What needs to be done: Check each line of the entries below for the word "webside", and copy the lines that have it.

Raw data:
● ● ● ● ● ● ●

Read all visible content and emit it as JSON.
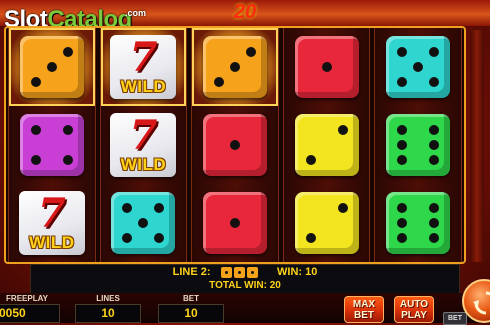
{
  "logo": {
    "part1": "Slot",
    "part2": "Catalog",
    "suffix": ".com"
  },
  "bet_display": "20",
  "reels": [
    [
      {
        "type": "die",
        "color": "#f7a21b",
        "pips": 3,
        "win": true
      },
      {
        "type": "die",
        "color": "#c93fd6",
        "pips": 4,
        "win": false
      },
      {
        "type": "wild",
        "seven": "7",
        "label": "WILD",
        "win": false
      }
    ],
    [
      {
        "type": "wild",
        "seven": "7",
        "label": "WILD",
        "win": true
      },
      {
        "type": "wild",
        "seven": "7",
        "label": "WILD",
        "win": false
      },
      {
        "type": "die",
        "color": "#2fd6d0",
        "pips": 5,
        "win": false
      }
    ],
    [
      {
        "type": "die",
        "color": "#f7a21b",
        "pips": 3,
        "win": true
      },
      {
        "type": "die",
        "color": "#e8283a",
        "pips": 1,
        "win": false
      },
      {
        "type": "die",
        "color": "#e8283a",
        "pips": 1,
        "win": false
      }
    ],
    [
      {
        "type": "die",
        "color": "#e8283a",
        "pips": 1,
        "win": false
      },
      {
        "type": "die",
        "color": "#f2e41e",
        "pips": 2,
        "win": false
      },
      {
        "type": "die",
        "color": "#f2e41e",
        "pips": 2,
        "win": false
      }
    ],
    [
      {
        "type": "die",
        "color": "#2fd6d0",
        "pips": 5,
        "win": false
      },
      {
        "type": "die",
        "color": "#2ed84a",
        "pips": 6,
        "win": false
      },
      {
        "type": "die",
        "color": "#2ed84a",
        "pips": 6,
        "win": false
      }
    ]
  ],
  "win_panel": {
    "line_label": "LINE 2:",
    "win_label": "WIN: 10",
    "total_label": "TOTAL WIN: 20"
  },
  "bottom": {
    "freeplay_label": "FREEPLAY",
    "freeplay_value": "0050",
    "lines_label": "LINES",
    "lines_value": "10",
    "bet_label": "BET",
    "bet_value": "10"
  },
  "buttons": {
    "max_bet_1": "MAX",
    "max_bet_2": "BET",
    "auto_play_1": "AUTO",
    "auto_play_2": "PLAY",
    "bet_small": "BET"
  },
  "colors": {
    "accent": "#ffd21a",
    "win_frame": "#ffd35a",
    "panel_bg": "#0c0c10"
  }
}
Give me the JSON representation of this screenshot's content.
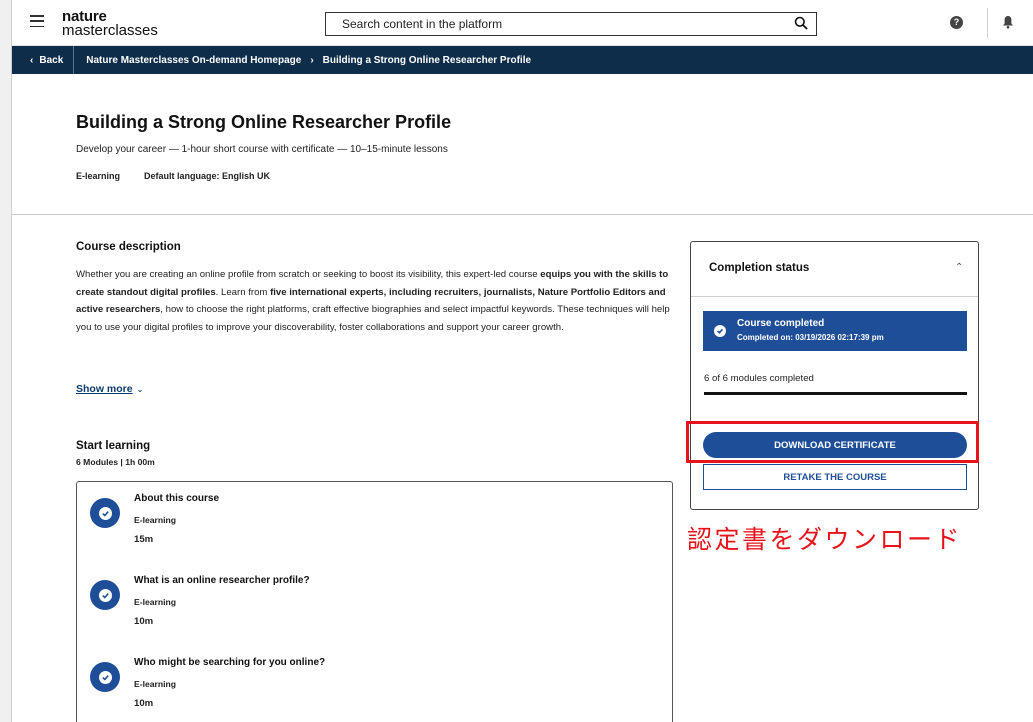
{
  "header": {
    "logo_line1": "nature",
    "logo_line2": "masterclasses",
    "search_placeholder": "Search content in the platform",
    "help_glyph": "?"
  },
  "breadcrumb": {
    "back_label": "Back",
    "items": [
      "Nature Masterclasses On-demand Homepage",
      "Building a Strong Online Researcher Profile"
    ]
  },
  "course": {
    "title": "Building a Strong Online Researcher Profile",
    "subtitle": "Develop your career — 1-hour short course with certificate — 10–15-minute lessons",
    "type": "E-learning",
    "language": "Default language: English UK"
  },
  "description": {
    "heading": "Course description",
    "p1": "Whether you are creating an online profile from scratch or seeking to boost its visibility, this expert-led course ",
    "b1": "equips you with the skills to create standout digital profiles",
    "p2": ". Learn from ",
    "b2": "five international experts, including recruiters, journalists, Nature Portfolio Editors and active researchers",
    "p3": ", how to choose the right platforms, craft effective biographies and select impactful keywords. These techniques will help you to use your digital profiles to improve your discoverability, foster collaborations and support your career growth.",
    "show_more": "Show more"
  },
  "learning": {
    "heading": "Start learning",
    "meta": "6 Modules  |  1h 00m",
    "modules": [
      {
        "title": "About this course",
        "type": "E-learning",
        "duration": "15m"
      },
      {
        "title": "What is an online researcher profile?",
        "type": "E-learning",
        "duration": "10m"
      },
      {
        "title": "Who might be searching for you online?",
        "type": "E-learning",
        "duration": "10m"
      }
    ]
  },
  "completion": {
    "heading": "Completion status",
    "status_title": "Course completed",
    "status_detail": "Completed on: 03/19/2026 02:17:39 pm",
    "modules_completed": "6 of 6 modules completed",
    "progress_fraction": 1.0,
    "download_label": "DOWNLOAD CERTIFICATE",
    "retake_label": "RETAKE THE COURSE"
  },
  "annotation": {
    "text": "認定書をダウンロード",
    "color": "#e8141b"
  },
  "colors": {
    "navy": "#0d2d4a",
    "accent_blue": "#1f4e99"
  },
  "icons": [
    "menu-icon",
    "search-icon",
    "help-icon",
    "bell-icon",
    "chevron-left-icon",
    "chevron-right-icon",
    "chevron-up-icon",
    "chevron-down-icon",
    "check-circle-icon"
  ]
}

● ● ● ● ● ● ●

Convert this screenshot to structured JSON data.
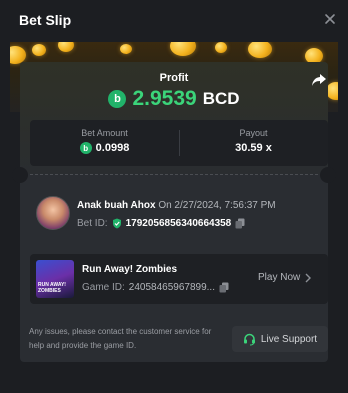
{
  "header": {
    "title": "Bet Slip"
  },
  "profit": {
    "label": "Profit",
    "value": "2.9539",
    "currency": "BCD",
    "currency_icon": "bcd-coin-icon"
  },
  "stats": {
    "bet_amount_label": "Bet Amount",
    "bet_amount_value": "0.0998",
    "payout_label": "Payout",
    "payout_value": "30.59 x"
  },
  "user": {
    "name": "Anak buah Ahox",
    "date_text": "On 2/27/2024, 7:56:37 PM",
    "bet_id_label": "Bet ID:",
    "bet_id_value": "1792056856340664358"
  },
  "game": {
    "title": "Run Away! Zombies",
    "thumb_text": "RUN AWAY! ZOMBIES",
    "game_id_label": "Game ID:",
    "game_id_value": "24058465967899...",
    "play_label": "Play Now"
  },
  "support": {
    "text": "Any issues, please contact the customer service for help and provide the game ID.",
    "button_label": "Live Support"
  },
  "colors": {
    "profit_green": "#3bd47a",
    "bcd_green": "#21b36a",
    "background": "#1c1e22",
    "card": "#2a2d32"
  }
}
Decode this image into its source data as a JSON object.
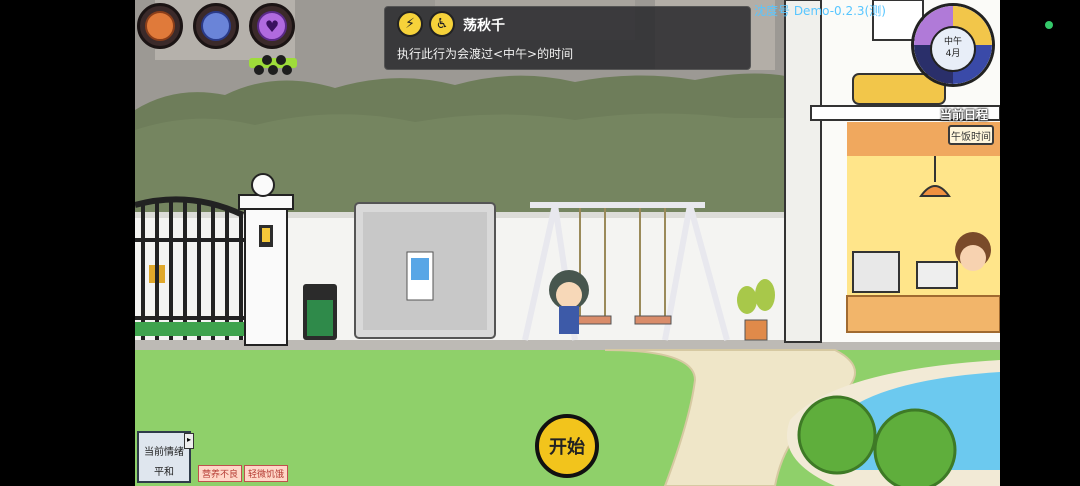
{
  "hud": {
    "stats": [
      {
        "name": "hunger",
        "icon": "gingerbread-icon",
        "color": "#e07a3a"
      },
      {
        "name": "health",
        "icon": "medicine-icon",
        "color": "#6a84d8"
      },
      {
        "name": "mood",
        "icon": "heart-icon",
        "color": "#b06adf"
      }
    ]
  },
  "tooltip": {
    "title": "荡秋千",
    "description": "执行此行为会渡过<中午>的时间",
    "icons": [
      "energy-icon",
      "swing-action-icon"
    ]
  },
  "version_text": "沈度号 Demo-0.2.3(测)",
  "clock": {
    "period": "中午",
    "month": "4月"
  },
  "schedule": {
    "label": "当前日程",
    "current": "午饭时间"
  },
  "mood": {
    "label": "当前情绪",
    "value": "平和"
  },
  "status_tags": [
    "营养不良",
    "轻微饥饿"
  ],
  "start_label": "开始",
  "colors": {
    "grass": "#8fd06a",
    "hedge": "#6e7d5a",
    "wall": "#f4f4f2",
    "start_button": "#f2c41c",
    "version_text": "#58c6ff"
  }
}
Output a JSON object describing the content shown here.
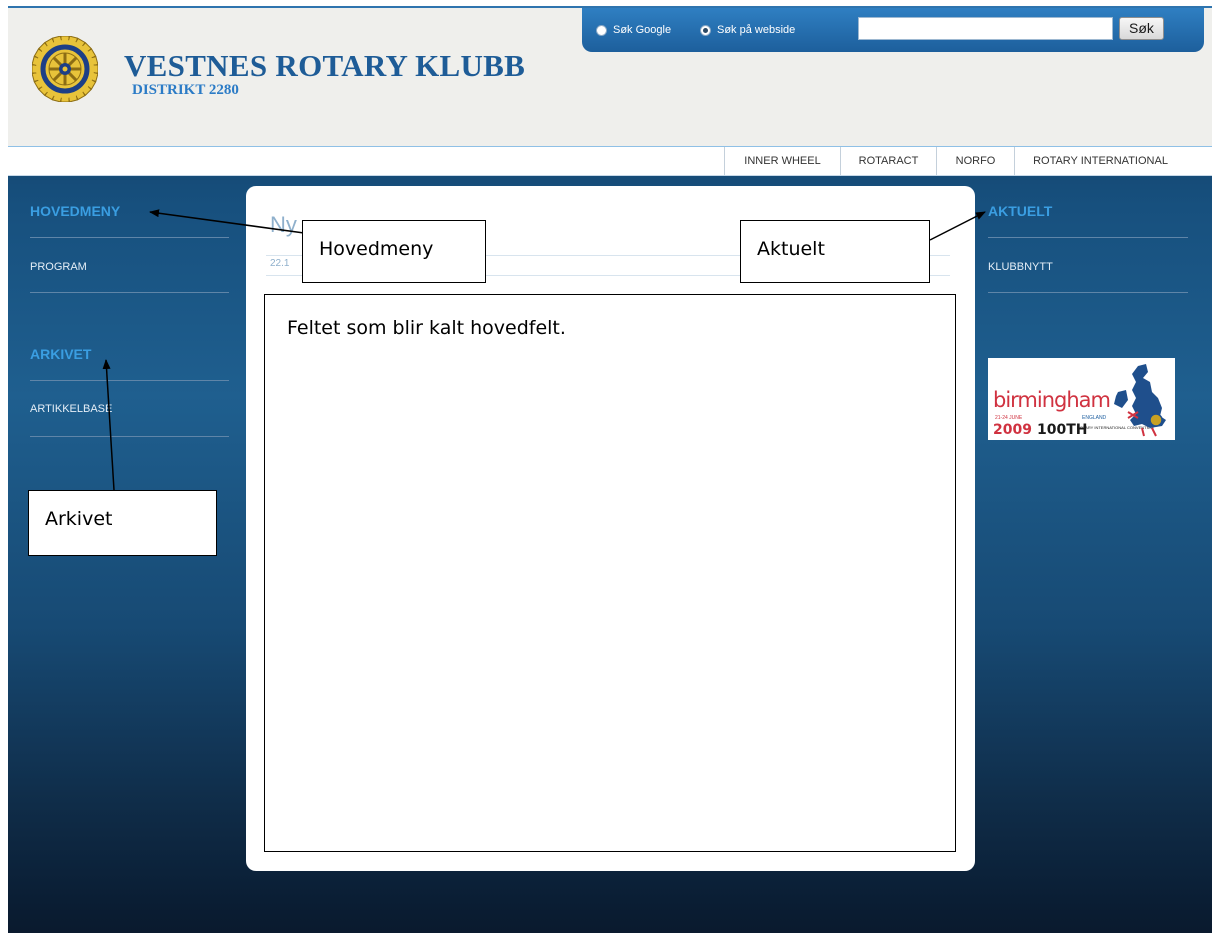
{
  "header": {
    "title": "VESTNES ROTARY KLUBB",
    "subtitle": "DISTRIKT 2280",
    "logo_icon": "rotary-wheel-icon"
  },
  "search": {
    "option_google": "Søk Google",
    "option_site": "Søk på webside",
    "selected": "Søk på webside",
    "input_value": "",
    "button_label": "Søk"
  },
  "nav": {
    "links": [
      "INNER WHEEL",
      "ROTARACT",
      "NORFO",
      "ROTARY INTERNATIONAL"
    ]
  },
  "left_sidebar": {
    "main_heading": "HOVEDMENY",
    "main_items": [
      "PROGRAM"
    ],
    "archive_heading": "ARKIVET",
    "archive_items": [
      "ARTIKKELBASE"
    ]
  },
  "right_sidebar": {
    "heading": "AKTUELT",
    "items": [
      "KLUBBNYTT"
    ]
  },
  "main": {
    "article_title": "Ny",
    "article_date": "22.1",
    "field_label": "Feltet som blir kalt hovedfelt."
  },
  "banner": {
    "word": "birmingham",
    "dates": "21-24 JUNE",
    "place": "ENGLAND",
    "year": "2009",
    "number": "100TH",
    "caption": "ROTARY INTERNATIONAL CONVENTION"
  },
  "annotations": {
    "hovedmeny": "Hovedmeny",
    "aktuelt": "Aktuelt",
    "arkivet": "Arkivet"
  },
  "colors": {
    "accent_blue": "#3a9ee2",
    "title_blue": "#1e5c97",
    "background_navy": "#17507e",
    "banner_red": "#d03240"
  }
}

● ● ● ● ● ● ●

Exercise answer:
    "option_site": "Søk på webside",
    "selected": "Søk på webside",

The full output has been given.